Active efflux of antimicrobial substances is likely to be an important bacterial defense against inhibitory host factors inherent to different body sites. Two well-characterized multidrug resistance efflux systems (MtrCDE and FarAB-MtrE) exist in Neisseria gonorrhoeae, a bacterial pathogen of the human genital mucosae. In vitro studies suggest that the MtrCDE and FarAB-MtrE efflux systems protect the gonococcus from hydrophobic antimicrobial substances that are likely to be present on mucosal surfaces. Here we report that a functional MtrCDE efflux system, but not a functional FarAB-MtrE system, enhances experimental gonococcal genital tract infection in female mice. Specifically, the recovery of mtrD and mtrE mutants, but not a farB mutant, from mice inoculated with mutant or wild-type gonococci was reduced compared with that of the wild-type strain. Competitive-infection experiments confirmed the survival disadvantage of MtrCDE-deficient gonococci. This report is the first direct evidence that a multidrug resistance efflux system enhances survival of a bacterial pathogen in the genital tract. Additionally, experiments using ovariectomized mice showed that MtrCDE-deficient gonococci were more rapidly cleared from mice that were capable of secreting gonadal hormones. MtrCDE-deficient gonococci were more sensitive to nonphysiological concentrations of progesterone in vitro than were wild-type or FarAB-MtrE-deficient gonococci. These results suggest that progesterone may play an inhibitory role in vivo.

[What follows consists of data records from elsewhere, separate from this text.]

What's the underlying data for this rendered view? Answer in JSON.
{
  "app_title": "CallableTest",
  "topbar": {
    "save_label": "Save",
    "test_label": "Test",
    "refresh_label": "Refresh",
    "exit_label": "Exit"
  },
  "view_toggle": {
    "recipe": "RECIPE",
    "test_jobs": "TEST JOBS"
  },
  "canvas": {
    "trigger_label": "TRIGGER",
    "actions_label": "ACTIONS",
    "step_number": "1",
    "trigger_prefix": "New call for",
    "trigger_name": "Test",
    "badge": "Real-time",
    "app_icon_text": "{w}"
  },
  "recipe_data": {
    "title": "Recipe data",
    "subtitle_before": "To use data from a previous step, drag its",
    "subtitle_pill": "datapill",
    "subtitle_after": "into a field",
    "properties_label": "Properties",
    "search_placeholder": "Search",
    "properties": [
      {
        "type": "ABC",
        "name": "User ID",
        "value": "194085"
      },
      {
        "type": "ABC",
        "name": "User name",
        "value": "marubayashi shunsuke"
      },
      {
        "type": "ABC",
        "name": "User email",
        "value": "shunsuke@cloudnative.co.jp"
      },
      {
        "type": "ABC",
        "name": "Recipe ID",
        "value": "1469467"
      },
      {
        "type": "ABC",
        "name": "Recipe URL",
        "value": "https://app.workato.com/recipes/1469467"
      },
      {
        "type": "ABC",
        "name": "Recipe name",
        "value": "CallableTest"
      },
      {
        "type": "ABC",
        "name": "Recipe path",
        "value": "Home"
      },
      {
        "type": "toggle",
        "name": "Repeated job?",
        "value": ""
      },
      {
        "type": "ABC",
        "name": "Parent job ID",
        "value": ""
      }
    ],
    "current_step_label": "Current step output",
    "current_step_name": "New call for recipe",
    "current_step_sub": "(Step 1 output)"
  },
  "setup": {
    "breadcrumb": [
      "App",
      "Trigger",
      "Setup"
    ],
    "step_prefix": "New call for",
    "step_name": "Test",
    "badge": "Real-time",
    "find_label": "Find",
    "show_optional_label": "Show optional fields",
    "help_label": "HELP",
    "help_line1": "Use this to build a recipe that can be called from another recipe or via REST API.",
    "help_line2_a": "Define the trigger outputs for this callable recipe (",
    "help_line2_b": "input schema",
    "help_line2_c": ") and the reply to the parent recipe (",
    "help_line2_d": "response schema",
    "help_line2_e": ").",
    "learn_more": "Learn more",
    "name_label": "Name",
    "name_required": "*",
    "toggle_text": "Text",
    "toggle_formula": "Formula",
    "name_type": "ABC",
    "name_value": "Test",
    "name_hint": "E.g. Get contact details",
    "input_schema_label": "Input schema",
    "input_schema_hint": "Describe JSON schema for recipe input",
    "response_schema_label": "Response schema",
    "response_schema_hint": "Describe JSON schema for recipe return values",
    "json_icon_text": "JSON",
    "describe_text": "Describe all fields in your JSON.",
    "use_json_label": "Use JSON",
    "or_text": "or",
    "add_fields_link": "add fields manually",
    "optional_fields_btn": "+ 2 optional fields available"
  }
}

However, hormonally regulated factors rather than progesterone itself may be responsible for the more rapid clearance of mtr-deficient gonococci from intact mice.